In the following year, Herbert von Karajan took over the leadership of the State Opera. He enforced the principle of performing operas in the original language (even now they play in six languages) but also began to engage the best opera singers from abroad. The Vienna Opera gradually gained an international character. As of now, the most famous opera stars such as Maria Callas, Luciano Pavarotti, Plácido Domingo and Anna Netrebko or conductors Rafael Kubelík, Igor Stravinskij or Leonard Bernstein have performed and still perform on its stage. Even Giuseppe Verdi had conducted several times here.
The State Opera Today
The Viennese may not even know that their opera house is one of the busiest institutions in the city. During ten months of the year, there are about 350 performances, every evening a different one is played. This means that right after the evening performance ends, the scene has to be disassembled. In the morning, they prepare the stage for the morning rehearsal. When this is finished they dismantle the backdrops and begin to prepare the stage for the evening performance!
In addition, there are rehearsals on other stages, ballerinas practice in their rehearsal rooms, castings are taking place in some other rooms while another staff prepares costumes, masks… What’s more, in the cellar, ice is produced which is used to cool the auditorium during summer heats!
1. On the official website of the Vienna State Opera in English, information about the program and tickets is available. You can also buy tickets at https://viennaoperatickets.com/
By the way, the Vienna State Opera is visited by 600,000 spectators annually, with 97% seat occupancy every year!
2. A large screen has been mounted on the side of the building towards the Kärtnerstrasse displaying around 50 operas and 20 ballets in the evenings from May to September.
3. Backstage tours are also organized in the opera house, more info: Guided Opera Tours
4. You can escape the rush in the Café Oper right in the opera house.

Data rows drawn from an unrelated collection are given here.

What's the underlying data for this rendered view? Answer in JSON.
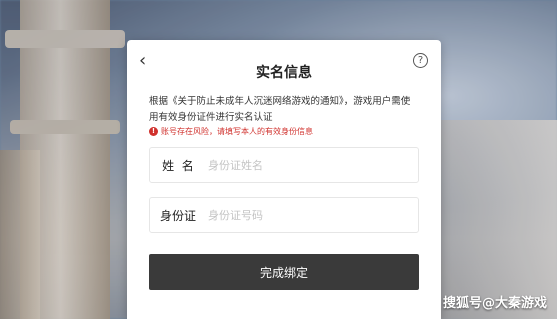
{
  "dialog": {
    "title": "实名信息",
    "back_icon": "chevron-left-icon",
    "help_icon": "question-circle-icon",
    "description": "根据《关于防止未成年人沉迷网络游戏的通知》，游戏用户需使用有效身份证件进行实名认证",
    "warning": "账号存在风险，请填写本人的有效身份信息",
    "warning_icon": "exclamation-circle-icon",
    "name_field": {
      "label": "姓  名",
      "placeholder": "身份证姓名",
      "value": ""
    },
    "id_field": {
      "label": "身份证",
      "placeholder": "身份证号码",
      "value": ""
    },
    "submit_label": "完成绑定"
  },
  "watermark": "搜狐号@大秦游戏",
  "colors": {
    "button_bg": "#3a3a3a",
    "warning": "#d0312d"
  }
}
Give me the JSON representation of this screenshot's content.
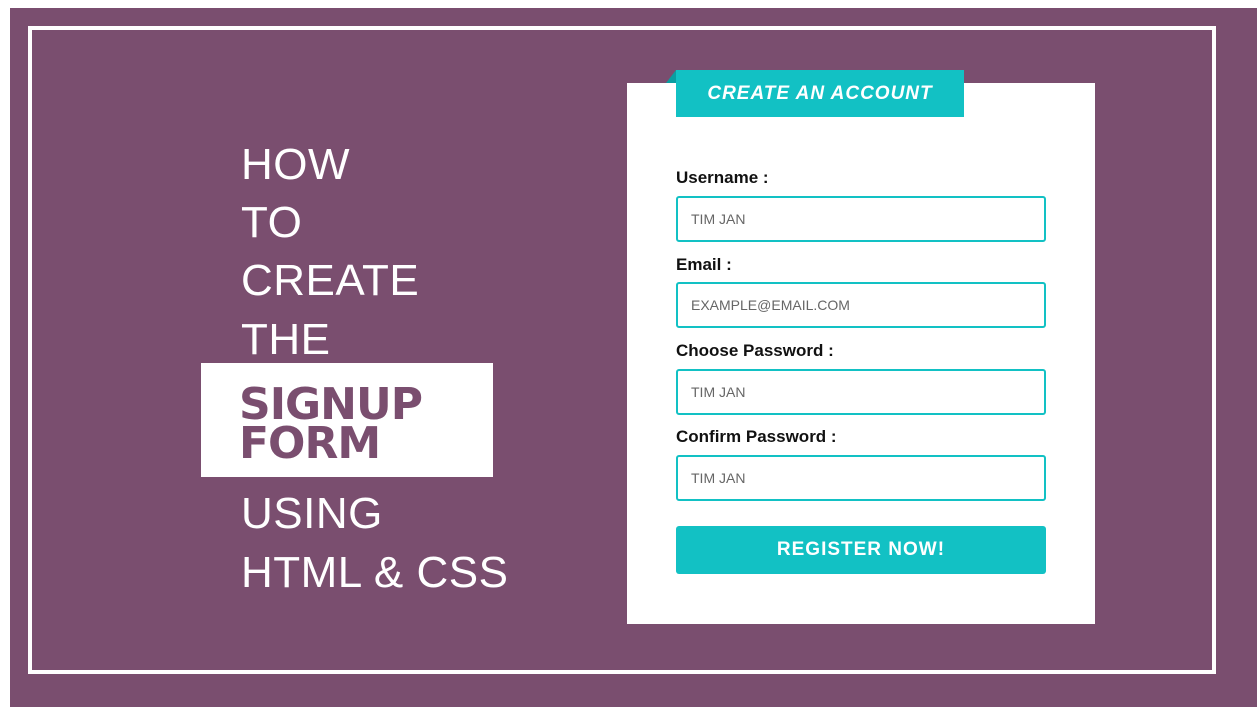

With a cup of Viennese coffee, you can watch the ongoing performance on the TV screen. And give my regards to the waiter Luigi, he would certainly recommend some good cake for you!
5. One of the prestigious events is the Opera Ball which is held every year on the last Thursday before the Easter Lent. It is also a great challenge for the technical staff because the entire auditorium on the parterre must be dismantled and hidden in the space below. Read more about this event in my article: Three Best Ball Addresses in Vienna.
Text: © Copyright Ingrid, Travelpotpourri
Fotos: © Copyright Ingrid, Travelpotpourri
This article was written for the Slovak daily SME, May 2019.